Now, scientists show that the reason for this lag might be found belowground. A study published in PNAS on May X, shows that trees, especially those in the far north, may be relocating to soils that don’t have the fungal life to support them.

Most plants form belowground partnerships with mycorrhizal fungi, microscopic, filamentous fungi that grow in the soil and connect with plant roots to supply plants with critical nutrients in exchange for carbon. Most large coniferous trees in northern latitudes form relationships with a kind of mycorrhizal fungi called ectomycorrhizal fungi.

Climate mismatch

“As we examined the future for these symbiotic relationships, we found that 35% of partnerships between trees and fungi that interact with the tree roots would be negatively impacted by climate change,” says lead author Michael Van Nuland, a fungal ecologist at the Society for the Protection of Underground Networks (SPUN).

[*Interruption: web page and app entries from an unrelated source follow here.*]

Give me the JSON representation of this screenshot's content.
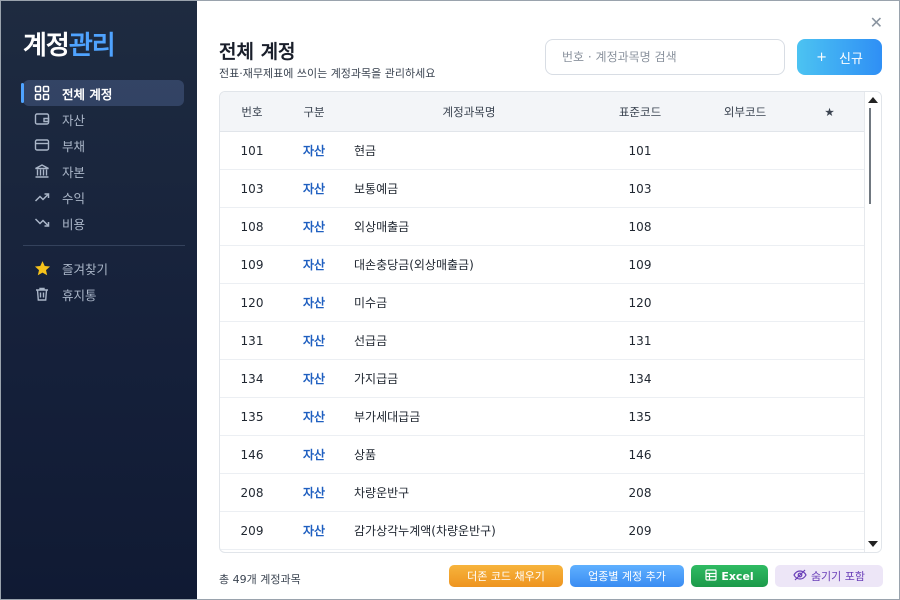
{
  "app": {
    "logo_part1": "계정",
    "logo_part2": "관리"
  },
  "sidebar": {
    "items": [
      {
        "label": "전체 계정",
        "icon": "grid-icon",
        "active": true
      },
      {
        "label": "자산",
        "icon": "wallet-icon"
      },
      {
        "label": "부채",
        "icon": "card-icon"
      },
      {
        "label": "자본",
        "icon": "bank-icon"
      },
      {
        "label": "수익",
        "icon": "trend-up-icon"
      },
      {
        "label": "비용",
        "icon": "trend-down-icon"
      }
    ],
    "extra": [
      {
        "label": "즐겨찾기",
        "icon": "star-icon"
      },
      {
        "label": "휴지통",
        "icon": "trash-icon"
      }
    ]
  },
  "header": {
    "title": "전체 계정",
    "subtitle": "전표·재무제표에 쓰이는 계정과목을 관리하세요",
    "search_placeholder": "번호 · 계정과목명 검색",
    "new_button": "신규",
    "new_button_icon": "+"
  },
  "table": {
    "columns": {
      "num": "번호",
      "type": "구분",
      "name": "계정과목명",
      "std": "표준코드",
      "ext": "외부코드",
      "fav": "★"
    },
    "rows": [
      {
        "num": "101",
        "type": "자산",
        "name": "현금",
        "std": "101",
        "ext": ""
      },
      {
        "num": "103",
        "type": "자산",
        "name": "보통예금",
        "std": "103",
        "ext": ""
      },
      {
        "num": "108",
        "type": "자산",
        "name": "외상매출금",
        "std": "108",
        "ext": ""
      },
      {
        "num": "109",
        "type": "자산",
        "name": "대손충당금(외상매출금)",
        "std": "109",
        "ext": ""
      },
      {
        "num": "120",
        "type": "자산",
        "name": "미수금",
        "std": "120",
        "ext": ""
      },
      {
        "num": "131",
        "type": "자산",
        "name": "선급금",
        "std": "131",
        "ext": ""
      },
      {
        "num": "134",
        "type": "자산",
        "name": "가지급금",
        "std": "134",
        "ext": ""
      },
      {
        "num": "135",
        "type": "자산",
        "name": "부가세대급금",
        "std": "135",
        "ext": ""
      },
      {
        "num": "146",
        "type": "자산",
        "name": "상품",
        "std": "146",
        "ext": ""
      },
      {
        "num": "208",
        "type": "자산",
        "name": "차량운반구",
        "std": "208",
        "ext": ""
      },
      {
        "num": "209",
        "type": "자산",
        "name": "감가상각누계액(차량운반구)",
        "std": "209",
        "ext": ""
      }
    ]
  },
  "footer": {
    "total": "총 49개 계정과목",
    "fill_button": "더존 코드 채우기",
    "add_button": "업종별 계정 추가",
    "excel_button": "Excel",
    "hide_button": "숨기기 포함"
  },
  "colors": {
    "accent": "#4fa3ff",
    "type_text": "#1f5fc0",
    "sidebar_bg": "#1a2540"
  }
}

The trees most at risk of this climate mismatch in North America are those in the pine family, find the authors. Areas of particular concern are the edges of species ranges where trees often face the harshest conditions. Here, the authors discovered that trees with higher survival rate in these locations have more diverse mycorrhizal fungi, a sign that these symbioses may be critical for helping trees withstand the effects of climate change.

“Ectomycorrhizal fungi have a different relationship to climate than ectomycorrhizal trees do,” says co-author Clara Qin, a data scientist at SPUN. “We are finding evidence that the trees have to answer for these differences.”

Mycorrhizal symbiosis

The study sheds light on  how climate change might be affecting symbioses. “While we expect climate-driven migrations to be limited by abiotic factors like the availability of space at higher latitudes and elevations, we don’t usually account for biotic limitations like the availability of symbiotic partners,” says Qin.

“It’s absolutely vital that we continue to work to understand how climate change is affecting mycorrhizal symbioses,” says Van Nuland. “These relationships underpin all life on Earth – it’s critical that we understand and protect them.”

PNAS, Van Nuland et al., “Climate mismatches with ectomycorrhizal fungi contribute to migration lag in North American tree range shifts”